Lesson: a story will tell you when it’s ready to be told. Trust your gut. It’s rarely wrong.

3. Write through the hard times…

I’ve always been writing. I have a podcast called Writer on the Road, and I’ve had that put out an episode a week for two years. The reason I’m a writer on the road is that my marriage ended and I found myself destitute and living in a caravan.

And I kept writing.  I have so many projects that I’ve written out but I’ve never published. And there’s a reason for that. They’re not ready.

Do you have projects that you’ve been working on for a long time and you feel like they’re never going to end? It’s okay to answer ‘yes’.

4. Keep learning your craft…

There’s a culture that’s developed around writing fast in recent years. A lot of people are making living out of Indie publishing and I base my podcast at Writer on the Road, in part, on their stories. I truly believe this is the way forward for those of us who want control of our creative endeavours. You can download the podcast here.

Mark Dawson, on his Self-Publishing Podcast said recently that there is no difference between indie publishing and traditional publishing. We’re all publishers and it’s up to us to be professional at our jobs.

The trick, I think, to surviving as a writer in the 21st century, is keeping up with the technology. But that doesn’t mean we need to give up on our old treasures. As I write this I’m holding my old hardcover copy of I’d Rather Be Writing. 

I love my writing books but it’s been a few years since I’ve dragged them out.

Lesson: I’m a lifelong learner. And you need to be a lifelong learner, too. Learning the business of writing is all part and parcel of what it is to be a writer today. We need to know how to upload our books. We need to know how to market them. But we also need to write the best books we can.

5. Share what you have…

This blog post is about making sure that you find the time not only to write but to publish your work. That time just may not be right now.

Where you’re at, or where I’m at, it is no different to lots of other people who are struggling with the same questions on the same issues.

People who have published many novels and are making a living from their writing have many of the same questions that we do because things change so quickly in the land of publishing.

Lesson: Join a writing community. Make friends. Ask question. Share your knowledge and your experiences because you never know who might need to hear what you have to say.

6. Never give up…

I went through a season where it wasn’t my turn. I worked hard and long to claw my way back to a place where I can write again. And I never gave up during the hard times.

Don’t get me wrong, putting out my next book will be scary.

Lesson: Putting your work out is always scary.

7. Your turn will come…

As a mother my children come first.

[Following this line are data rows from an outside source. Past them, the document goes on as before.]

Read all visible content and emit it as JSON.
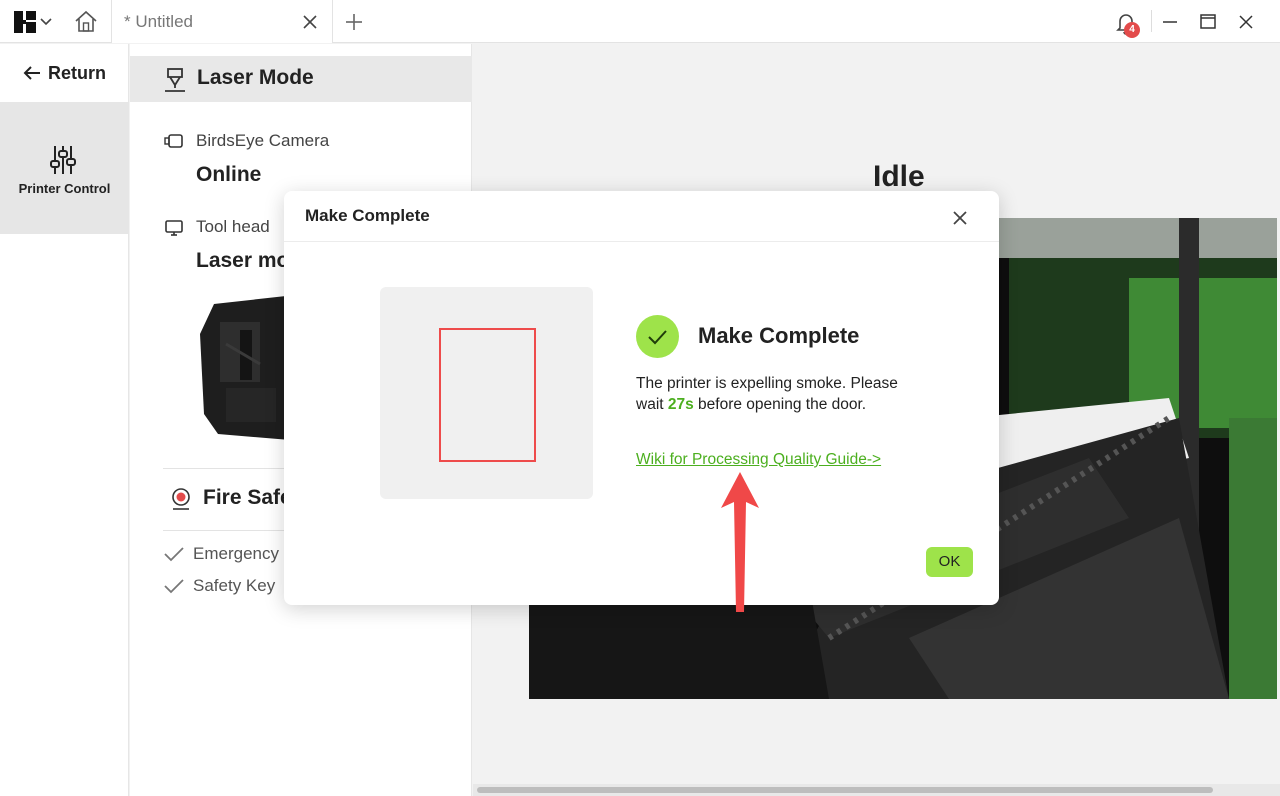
{
  "titlebar": {
    "tab_title": "* Untitled",
    "notification_count": "4",
    "icons": [
      "app-logo-icon",
      "chevron-down-icon",
      "home-icon",
      "close-icon",
      "plus-icon",
      "bell-icon",
      "minimize-icon",
      "maximize-icon",
      "close-icon"
    ]
  },
  "leftnav": {
    "return_label": "Return",
    "printer_control_label": "Printer Control"
  },
  "panel": {
    "mode_title": "Laser Mode",
    "camera_label": "BirdsEye Camera",
    "camera_status": "Online",
    "toolhead_label": "Tool head",
    "toolhead_value": "Laser mo",
    "fire_title": "Fire Safe",
    "checks": [
      "Emergency",
      "Safety Key"
    ]
  },
  "main": {
    "status": "Idle"
  },
  "modal": {
    "title": "Make Complete",
    "heading": "Make Complete",
    "msg_part1": "The printer is expelling smoke. Please wait ",
    "msg_wait": "27s",
    "msg_part2": " before opening the door.",
    "wiki_link": "Wiki for Processing Quality Guide->",
    "ok_label": "OK"
  },
  "colors": {
    "accent_green": "#9ee34a",
    "link_green": "#4caf1f",
    "preview_red": "#ee4b4b",
    "badge_red": "#e34b4b",
    "annotation_red": "#f04848"
  }
}
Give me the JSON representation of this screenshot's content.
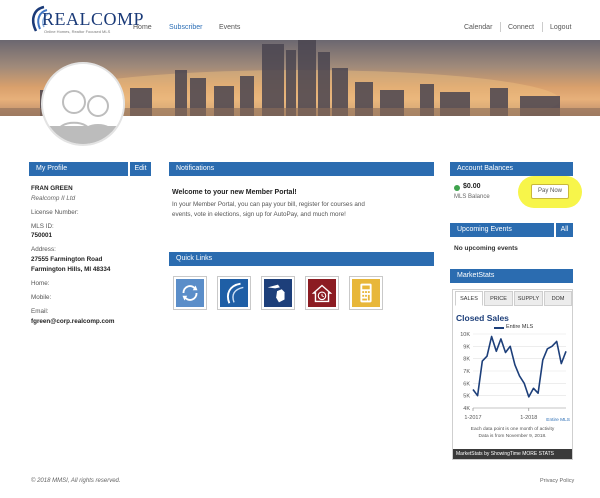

But I’m also a writer. And, finally, I’m writing.

I’m also excited to share with you that I’m reading this wonderful book called I’d Rather Be Writing that I’ve had on my bookshelf for so many years because it reminded me that there are lots of reasons we’re not writing at any particular times in our lives but our writing is always there, waiting for us.

8. Romance versus reality…

It’s a wonderful dream to line up all our pens and papers on our desk, and write. But all the books and courses out there won’t help us if the time isn’t right. And that’s okay. The trick is to recognise the moment the non-writing phase has passed, and to get back to being the writer you know you are.

Feel free to share your story with the rest of us as we battle life’s interferences with our yearning to write.

9. A gift from me to you…

You can download your free copy of  The Voices in Your Head here.  It’s a 10-step program that takes you through the writing process from idea to finish project and beyond.

Happy writing…

Mel

About the author, Melinda

I'm an authorpreneur, English teacher and podcaster who dreams of a life on the road full of adventures and handsome heroes, whilst making squizillions of dollars in book sales to pay for my chocolate fix. In the real world, I write novels and non-fiction, and offer my expert advice via online courses (as soon as I make them) and writing retreats (as soon as I organise them).

Leave a Comment